▶ _AIM OF THE TASK_
Find the lines holding the string "selected" in the data, then copy all of them.

▶ _RECORDS SUPPLIED_
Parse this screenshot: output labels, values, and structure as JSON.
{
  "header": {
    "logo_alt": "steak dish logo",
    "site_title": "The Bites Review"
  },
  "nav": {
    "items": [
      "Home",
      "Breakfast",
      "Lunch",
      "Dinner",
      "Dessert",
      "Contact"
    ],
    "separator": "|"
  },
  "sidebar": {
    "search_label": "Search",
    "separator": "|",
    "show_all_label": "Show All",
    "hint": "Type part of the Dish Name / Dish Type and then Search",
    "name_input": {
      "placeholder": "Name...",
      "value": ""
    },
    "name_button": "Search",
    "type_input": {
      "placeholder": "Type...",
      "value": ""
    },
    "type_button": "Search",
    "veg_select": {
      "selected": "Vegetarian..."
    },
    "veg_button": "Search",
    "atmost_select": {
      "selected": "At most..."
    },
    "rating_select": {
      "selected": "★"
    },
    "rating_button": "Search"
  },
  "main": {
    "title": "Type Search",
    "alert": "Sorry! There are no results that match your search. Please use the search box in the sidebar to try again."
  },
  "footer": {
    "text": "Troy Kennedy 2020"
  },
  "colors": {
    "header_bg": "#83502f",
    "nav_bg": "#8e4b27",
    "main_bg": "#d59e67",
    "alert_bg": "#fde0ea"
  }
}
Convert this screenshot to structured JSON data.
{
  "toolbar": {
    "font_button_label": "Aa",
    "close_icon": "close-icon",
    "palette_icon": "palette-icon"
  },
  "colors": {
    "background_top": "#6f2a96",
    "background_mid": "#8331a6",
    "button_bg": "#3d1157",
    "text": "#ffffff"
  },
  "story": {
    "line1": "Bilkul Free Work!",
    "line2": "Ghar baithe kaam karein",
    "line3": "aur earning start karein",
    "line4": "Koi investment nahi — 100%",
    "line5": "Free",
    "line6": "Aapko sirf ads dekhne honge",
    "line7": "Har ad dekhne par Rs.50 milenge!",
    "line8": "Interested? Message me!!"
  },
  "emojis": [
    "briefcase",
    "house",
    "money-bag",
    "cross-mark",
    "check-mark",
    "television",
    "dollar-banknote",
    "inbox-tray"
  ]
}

▶ _SOLVED EXERCISE_
      "selected": "Vegetarian..."
      "selected": "At most..."
      "selected": "★"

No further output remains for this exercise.